_Exercise aim_
Print the entries verbatim, leaving out the images they contain.

+ + + +

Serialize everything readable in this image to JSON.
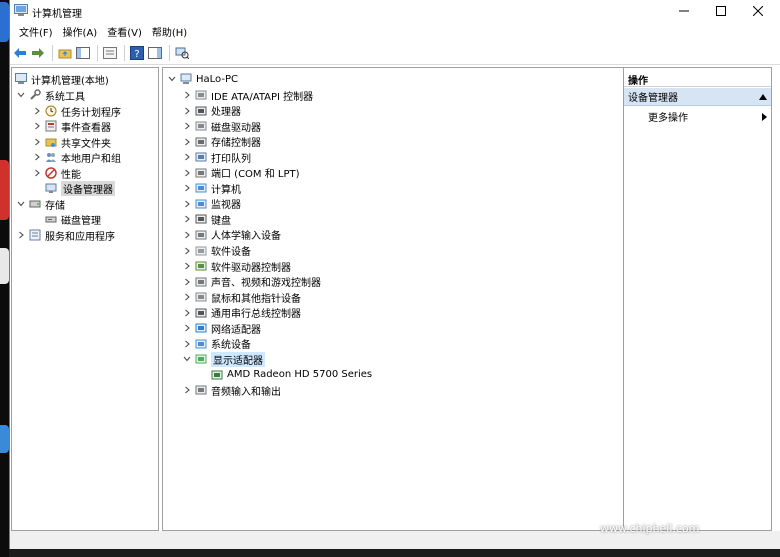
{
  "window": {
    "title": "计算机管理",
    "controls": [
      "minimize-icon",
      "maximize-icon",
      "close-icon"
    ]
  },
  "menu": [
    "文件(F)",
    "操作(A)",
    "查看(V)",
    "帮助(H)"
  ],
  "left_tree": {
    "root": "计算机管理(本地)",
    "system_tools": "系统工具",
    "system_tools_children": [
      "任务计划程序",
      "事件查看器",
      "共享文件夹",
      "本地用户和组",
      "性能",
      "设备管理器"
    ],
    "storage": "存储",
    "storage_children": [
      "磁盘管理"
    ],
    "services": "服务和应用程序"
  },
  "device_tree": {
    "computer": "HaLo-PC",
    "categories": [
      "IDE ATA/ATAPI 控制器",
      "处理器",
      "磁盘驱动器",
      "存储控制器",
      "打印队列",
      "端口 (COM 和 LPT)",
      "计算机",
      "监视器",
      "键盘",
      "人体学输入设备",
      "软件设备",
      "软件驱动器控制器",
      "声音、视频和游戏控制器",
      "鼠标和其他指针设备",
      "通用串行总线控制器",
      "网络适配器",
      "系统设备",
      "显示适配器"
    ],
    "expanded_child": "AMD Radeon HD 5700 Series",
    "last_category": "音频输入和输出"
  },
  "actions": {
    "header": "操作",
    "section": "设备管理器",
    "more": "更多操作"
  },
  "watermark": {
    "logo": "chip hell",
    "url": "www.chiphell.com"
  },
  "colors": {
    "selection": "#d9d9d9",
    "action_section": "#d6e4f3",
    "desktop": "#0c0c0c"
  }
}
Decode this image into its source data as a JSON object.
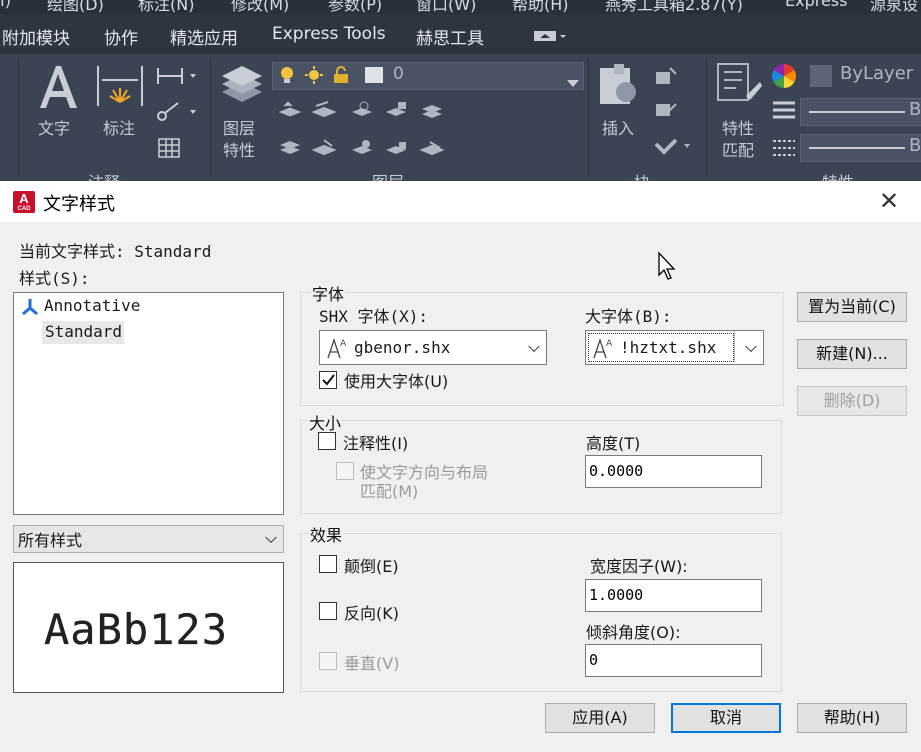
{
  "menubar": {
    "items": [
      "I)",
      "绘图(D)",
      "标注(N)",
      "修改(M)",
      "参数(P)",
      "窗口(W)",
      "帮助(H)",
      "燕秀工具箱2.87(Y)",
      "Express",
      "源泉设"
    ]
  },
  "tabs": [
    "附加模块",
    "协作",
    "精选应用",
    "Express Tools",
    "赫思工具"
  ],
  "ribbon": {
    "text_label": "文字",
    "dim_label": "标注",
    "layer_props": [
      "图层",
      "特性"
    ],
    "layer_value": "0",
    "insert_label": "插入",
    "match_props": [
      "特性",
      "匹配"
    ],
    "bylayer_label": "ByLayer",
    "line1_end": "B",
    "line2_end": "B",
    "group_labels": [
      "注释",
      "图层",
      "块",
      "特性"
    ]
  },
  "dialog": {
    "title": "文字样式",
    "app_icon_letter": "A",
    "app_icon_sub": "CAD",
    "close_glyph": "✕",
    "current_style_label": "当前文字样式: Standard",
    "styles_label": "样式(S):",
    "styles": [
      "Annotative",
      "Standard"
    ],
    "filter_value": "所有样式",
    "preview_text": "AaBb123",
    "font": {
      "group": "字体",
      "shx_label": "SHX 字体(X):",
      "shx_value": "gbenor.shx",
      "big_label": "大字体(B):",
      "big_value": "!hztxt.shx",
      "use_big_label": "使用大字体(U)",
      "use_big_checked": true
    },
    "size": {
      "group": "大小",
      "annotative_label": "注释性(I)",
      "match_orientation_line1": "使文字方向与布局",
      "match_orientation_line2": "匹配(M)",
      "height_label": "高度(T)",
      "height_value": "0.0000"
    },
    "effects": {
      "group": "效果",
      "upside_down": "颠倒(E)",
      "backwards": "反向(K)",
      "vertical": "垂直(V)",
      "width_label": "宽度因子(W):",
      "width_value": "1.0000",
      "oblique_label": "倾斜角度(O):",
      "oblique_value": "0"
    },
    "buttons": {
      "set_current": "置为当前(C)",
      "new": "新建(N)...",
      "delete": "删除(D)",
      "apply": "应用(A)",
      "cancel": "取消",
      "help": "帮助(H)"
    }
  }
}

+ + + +

_Result for this exercise_
Serialize everything readable in this image to JSON.
{
  "window": {
    "title": "计算机管理",
    "controls": [
      "minimize-icon",
      "maximize-icon",
      "close-icon"
    ]
  },
  "menu": [
    "文件(F)",
    "操作(A)",
    "查看(V)",
    "帮助(H)"
  ],
  "left_tree": {
    "root": "计算机管理(本地)",
    "system_tools": "系统工具",
    "system_tools_children": [
      "任务计划程序",
      "事件查看器",
      "共享文件夹",
      "本地用户和组",
      "性能",
      "设备管理器"
    ],
    "storage": "存储",
    "storage_children": [
      "磁盘管理"
    ],
    "services": "服务和应用程序"
  },
  "device_tree": {
    "computer": "HaLo-PC",
    "categories": [
      "IDE ATA/ATAPI 控制器",
      "处理器",
      "磁盘驱动器",
      "存储控制器",
      "打印队列",
      "端口 (COM 和 LPT)",
      "计算机",
      "监视器",
      "键盘",
      "人体学输入设备",
      "软件设备",
      "软件驱动器控制器",
      "声音、视频和游戏控制器",
      "鼠标和其他指针设备",
      "通用串行总线控制器",
      "网络适配器",
      "系统设备",
      "显示适配器"
    ],
    "expanded_child": "AMD Radeon HD 5700 Series",
    "last_category": "音频输入和输出"
  },
  "actions": {
    "header": "操作",
    "section": "设备管理器",
    "more": "更多操作"
  },
  "watermark": {
    "logo": "chip hell",
    "url": "www.chiphell.com"
  },
  "colors": {
    "selection": "#d9d9d9",
    "action_section": "#d6e4f3",
    "desktop": "#0c0c0c"
  }
}
Decode this image into its source data as a JSON object.
{
  "menubar": {
    "items": [
      "I)",
      "绘图(D)",
      "标注(N)",
      "修改(M)",
      "参数(P)",
      "窗口(W)",
      "帮助(H)",
      "燕秀工具箱2.87(Y)",
      "Express",
      "源泉设"
    ]
  },
  "tabs": [
    "附加模块",
    "协作",
    "精选应用",
    "Express Tools",
    "赫思工具"
  ],
  "ribbon": {
    "text_label": "文字",
    "dim_label": "标注",
    "layer_props": [
      "图层",
      "特性"
    ],
    "layer_value": "0",
    "insert_label": "插入",
    "match_props": [
      "特性",
      "匹配"
    ],
    "bylayer_label": "ByLayer",
    "line1_end": "B",
    "line2_end": "B",
    "group_labels": [
      "注释",
      "图层",
      "块",
      "特性"
    ]
  },
  "dialog": {
    "title": "文字样式",
    "app_icon_letter": "A",
    "app_icon_sub": "CAD",
    "close_glyph": "✕",
    "current_style_label": "当前文字样式: Standard",
    "styles_label": "样式(S):",
    "styles": [
      "Annotative",
      "Standard"
    ],
    "filter_value": "所有样式",
    "preview_text": "AaBb123",
    "font": {
      "group": "字体",
      "shx_label": "SHX 字体(X):",
      "shx_value": "gbenor.shx",
      "big_label": "大字体(B):",
      "big_value": "!hztxt.shx",
      "use_big_label": "使用大字体(U)",
      "use_big_checked": true
    },
    "size": {
      "group": "大小",
      "annotative_label": "注释性(I)",
      "match_orientation_line1": "使文字方向与布局",
      "match_orientation_line2": "匹配(M)",
      "height_label": "高度(T)",
      "height_value": "0.0000"
    },
    "effects": {
      "group": "效果",
      "upside_down": "颠倒(E)",
      "backwards": "反向(K)",
      "vertical": "垂直(V)",
      "width_label": "宽度因子(W):",
      "width_value": "1.0000",
      "oblique_label": "倾斜角度(O):",
      "oblique_value": "0"
    },
    "buttons": {
      "set_current": "置为当前(C)",
      "new": "新建(N)...",
      "delete": "删除(D)",
      "apply": "应用(A)",
      "cancel": "取消",
      "help": "帮助(H)"
    }
  }
}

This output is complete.